3. How to promote reasonable expectations.
It should be the duty of IHEs to establish a set of rights and responsibilities as well as fully explain what students and parents can expect from their institution. The online shoe company Zappos is known for offering trainees $2,000 to NOT work for the company. They do this to ensure that all employees are there because they truly believe in the vision of the company, and will truly contribute to the company's culture and core values. Likewise, I think it is crucial to be honest and up-front about what is expected of a student at that particular institution AND what the student can expect from their school. This conversation should be revisited throughout a student's college career. Miller, Bender, Schuh and Associates offer more insight on how IHEs can align student and institutional views of the college experience.
4. How to make the experience prestigious and sacrosanct again.
It was not all that entirely too long ago that college and university students would all go to class in business casual wear. Going to the cafeteria was almost a formal occasion in which students would dress up and be on their absolute best behavior. And I'm not simply referring to the elite Ivy League-type schools. This also included public institutions all around the country. Now students go to class un-showered, adorned in pajamas and flip-flops. Granted, you don't have to be clad in a suit and tie to learn the liberal arts, but I think there is something to be said about the perception that colleges and universities once conveyed. Aside from a smattering of "old school" institutional culture across the country, that sense of prestige and formality is all but gone.
Anyone that can fill out an admission application and pay a fee has the ability to attend numerous institutions without any question. Does it dilute the product if anyone can attend (especially when statistics illustrate that many high school graduates are not all that ready or prepared for the experience)? Does this become a more salient issue when more tax-paying dollars are being spent on individuals that are not taking the experience all that seriously (potentially depriving more worthy students, who may have a greater financial need)?
5. How to capitalize upon educational psychology and student development theory.
Theory should inform practice. However, there are scores of administrators and faculty members alike that do not have a grasp of the literature that illustrate how students best learn, develop, and benefit from the college environment. With an ever-growing, diverse student body attending our nation's colleges and universities, it is crucial for all higher education employees to have a working knowledge of student success research.

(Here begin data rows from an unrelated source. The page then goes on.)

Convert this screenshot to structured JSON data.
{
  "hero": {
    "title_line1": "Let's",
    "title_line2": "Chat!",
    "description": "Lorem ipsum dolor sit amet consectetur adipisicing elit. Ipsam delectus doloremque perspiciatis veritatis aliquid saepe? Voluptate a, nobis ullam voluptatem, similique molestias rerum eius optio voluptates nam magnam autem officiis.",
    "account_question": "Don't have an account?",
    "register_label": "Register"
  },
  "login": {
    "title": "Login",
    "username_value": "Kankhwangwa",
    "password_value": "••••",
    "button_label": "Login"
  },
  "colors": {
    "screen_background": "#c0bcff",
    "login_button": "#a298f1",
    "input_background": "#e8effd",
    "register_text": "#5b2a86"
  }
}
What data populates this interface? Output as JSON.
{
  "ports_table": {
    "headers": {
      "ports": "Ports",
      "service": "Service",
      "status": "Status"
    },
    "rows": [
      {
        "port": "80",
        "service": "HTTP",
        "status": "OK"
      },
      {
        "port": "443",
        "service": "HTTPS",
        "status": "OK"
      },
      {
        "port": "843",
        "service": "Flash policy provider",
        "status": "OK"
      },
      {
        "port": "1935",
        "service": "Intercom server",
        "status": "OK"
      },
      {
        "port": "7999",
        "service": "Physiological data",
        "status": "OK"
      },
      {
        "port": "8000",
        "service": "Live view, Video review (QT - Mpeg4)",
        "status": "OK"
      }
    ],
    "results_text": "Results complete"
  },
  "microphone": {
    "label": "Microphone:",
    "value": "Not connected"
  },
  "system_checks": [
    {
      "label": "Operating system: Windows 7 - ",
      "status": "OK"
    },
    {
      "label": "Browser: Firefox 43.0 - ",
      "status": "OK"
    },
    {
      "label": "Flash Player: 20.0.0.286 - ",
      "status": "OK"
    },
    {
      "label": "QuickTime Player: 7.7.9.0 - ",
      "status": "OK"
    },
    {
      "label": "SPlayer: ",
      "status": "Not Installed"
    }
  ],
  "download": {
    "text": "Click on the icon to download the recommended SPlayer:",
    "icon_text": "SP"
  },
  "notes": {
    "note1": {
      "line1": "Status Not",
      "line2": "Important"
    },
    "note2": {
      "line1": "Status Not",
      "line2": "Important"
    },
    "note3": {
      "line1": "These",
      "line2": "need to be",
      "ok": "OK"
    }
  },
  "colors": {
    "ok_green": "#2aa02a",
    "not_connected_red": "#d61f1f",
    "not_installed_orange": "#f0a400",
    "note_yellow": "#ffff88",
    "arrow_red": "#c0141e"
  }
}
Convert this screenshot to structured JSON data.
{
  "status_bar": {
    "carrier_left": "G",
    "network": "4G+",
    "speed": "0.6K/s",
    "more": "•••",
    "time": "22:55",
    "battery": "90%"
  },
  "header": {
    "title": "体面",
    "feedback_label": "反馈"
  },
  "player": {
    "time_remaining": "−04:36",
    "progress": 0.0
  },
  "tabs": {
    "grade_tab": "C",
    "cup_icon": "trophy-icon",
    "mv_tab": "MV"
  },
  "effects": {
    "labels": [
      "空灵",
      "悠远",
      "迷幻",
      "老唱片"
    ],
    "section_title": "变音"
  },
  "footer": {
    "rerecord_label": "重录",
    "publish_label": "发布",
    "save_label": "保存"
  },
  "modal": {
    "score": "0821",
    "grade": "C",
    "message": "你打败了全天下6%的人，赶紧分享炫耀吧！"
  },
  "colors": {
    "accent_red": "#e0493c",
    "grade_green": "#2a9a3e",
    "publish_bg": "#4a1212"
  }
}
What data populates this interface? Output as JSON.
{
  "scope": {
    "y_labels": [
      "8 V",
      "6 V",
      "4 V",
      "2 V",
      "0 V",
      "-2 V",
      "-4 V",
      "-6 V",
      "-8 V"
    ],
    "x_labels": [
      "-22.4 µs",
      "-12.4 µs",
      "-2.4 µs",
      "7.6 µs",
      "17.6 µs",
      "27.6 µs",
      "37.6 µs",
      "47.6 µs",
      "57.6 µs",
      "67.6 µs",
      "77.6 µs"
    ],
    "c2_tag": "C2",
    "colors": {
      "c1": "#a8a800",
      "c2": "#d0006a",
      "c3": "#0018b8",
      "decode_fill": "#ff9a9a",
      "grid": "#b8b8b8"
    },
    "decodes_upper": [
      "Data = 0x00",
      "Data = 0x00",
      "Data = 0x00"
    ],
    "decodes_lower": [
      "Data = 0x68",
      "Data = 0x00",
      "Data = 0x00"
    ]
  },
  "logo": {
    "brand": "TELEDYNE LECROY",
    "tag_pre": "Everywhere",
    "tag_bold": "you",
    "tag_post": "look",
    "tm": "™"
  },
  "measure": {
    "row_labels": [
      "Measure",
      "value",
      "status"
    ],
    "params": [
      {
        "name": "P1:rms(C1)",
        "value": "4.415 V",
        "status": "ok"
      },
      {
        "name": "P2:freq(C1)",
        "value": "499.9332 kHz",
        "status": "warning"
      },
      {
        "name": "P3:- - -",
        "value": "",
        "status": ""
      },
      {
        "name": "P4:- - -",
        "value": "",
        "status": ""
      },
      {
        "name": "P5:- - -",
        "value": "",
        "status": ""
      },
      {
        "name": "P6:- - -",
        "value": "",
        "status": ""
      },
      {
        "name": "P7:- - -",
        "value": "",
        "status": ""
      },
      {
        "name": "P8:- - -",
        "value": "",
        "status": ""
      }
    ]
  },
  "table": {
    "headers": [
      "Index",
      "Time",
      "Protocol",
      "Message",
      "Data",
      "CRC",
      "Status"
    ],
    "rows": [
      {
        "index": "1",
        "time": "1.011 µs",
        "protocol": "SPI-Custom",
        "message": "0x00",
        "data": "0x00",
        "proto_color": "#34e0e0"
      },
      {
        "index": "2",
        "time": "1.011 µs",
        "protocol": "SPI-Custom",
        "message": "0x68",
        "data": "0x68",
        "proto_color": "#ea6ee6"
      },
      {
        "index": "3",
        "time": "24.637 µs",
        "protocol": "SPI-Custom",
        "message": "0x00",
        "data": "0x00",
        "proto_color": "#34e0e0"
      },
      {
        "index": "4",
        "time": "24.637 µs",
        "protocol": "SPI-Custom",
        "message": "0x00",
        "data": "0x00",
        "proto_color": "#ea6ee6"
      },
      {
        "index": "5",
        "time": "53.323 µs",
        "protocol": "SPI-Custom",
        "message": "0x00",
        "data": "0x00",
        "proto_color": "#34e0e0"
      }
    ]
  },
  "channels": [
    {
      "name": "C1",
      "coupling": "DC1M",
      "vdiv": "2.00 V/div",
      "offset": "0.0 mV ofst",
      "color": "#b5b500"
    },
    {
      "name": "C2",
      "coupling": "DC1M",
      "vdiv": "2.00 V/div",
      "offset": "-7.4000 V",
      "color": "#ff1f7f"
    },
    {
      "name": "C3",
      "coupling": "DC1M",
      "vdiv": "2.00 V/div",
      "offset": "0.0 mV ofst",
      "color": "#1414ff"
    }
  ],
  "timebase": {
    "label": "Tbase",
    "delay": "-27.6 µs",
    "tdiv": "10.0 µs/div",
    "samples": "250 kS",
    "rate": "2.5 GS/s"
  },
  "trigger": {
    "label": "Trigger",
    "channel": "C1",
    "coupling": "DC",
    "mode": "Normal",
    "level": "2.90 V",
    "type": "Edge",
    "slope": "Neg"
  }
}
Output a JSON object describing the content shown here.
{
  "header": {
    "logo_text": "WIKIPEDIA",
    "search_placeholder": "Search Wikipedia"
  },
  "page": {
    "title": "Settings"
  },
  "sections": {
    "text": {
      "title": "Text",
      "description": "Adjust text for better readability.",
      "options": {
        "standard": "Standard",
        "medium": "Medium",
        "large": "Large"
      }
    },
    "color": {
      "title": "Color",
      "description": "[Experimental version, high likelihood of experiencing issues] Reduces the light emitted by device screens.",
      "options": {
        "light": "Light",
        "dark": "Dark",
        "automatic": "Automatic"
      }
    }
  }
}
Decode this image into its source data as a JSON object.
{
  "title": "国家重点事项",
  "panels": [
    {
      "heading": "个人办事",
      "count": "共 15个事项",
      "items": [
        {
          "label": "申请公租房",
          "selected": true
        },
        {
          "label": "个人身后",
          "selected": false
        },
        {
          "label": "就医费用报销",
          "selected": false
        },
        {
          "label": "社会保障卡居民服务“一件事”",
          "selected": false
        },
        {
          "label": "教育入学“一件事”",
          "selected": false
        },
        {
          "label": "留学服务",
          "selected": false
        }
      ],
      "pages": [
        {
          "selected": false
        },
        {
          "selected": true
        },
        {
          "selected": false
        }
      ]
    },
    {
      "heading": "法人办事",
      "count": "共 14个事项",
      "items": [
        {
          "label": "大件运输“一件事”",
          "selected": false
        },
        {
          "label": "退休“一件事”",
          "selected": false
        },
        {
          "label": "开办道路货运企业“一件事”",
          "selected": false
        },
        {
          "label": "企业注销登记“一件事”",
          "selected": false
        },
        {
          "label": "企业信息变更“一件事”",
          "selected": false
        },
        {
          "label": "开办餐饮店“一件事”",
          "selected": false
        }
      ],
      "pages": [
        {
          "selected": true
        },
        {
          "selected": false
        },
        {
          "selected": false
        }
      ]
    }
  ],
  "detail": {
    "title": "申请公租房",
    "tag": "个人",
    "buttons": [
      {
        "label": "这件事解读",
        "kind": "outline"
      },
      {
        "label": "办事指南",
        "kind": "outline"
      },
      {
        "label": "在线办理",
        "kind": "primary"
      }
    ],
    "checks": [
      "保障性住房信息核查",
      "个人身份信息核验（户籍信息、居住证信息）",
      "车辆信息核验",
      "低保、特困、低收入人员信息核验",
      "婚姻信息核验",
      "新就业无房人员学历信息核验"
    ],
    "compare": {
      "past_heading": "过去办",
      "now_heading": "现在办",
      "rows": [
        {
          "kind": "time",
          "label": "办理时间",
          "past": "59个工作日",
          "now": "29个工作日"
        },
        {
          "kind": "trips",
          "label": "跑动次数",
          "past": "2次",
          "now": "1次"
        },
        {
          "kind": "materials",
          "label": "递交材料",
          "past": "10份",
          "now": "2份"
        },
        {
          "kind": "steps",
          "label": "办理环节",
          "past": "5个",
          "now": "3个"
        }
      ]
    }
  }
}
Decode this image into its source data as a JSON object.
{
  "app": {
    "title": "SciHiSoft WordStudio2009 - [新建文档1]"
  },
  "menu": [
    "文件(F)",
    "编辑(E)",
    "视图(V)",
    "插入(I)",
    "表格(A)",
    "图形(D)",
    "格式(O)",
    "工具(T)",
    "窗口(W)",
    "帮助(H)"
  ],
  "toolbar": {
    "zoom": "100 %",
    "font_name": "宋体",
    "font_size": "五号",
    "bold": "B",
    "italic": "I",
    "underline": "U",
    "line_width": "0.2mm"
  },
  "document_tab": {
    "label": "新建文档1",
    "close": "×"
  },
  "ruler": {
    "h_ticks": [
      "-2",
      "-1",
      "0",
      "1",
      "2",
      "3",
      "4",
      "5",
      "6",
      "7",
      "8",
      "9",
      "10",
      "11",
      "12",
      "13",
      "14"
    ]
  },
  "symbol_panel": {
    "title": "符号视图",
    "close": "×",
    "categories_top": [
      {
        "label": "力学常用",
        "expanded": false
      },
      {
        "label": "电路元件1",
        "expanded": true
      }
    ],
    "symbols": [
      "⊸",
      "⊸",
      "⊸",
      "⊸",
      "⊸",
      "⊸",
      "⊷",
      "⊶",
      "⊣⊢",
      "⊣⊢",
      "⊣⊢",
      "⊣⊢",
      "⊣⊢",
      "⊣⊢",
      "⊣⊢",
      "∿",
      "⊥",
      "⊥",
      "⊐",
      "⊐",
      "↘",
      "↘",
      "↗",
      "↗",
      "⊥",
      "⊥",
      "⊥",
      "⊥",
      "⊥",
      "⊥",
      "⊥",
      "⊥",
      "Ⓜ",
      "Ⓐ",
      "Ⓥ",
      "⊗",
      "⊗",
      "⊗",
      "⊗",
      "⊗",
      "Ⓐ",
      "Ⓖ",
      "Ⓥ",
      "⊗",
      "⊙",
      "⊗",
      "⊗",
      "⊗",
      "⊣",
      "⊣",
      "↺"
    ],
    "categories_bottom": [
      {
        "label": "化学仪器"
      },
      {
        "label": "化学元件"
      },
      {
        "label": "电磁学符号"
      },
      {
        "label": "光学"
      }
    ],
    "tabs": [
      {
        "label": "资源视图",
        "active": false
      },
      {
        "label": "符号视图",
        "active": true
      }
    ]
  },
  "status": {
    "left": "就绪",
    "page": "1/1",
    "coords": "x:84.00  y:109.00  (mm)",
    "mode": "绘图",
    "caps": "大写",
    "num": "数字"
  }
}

Does a mechanic need to know how to drive an automobile in order to know how to repair an automobile? Not necessarily. But knowing how to drive an automobile will offer other insights that can indeed lead the mechanic to troubleshoot and potentially repair the automobile more quickly and soundly. In regard to knowing student development and learning theory, I would say the same would hold true for physics professors, admissions and financial aid counselors, theatre arts professors, and every other employee at the university.
Some may balk at this assertion, but in actuality every interaction at the institution is a potential learning opportunity, and shaping the institutional environment will ultimately affect what a student takes away from their college career. This is not to say that every higher education employee needs to have a doctorate in ed. psych or college student development; but again, there needs to be a coordinated effort of institutions in having EVERYONE participate in the student outcomes discussion.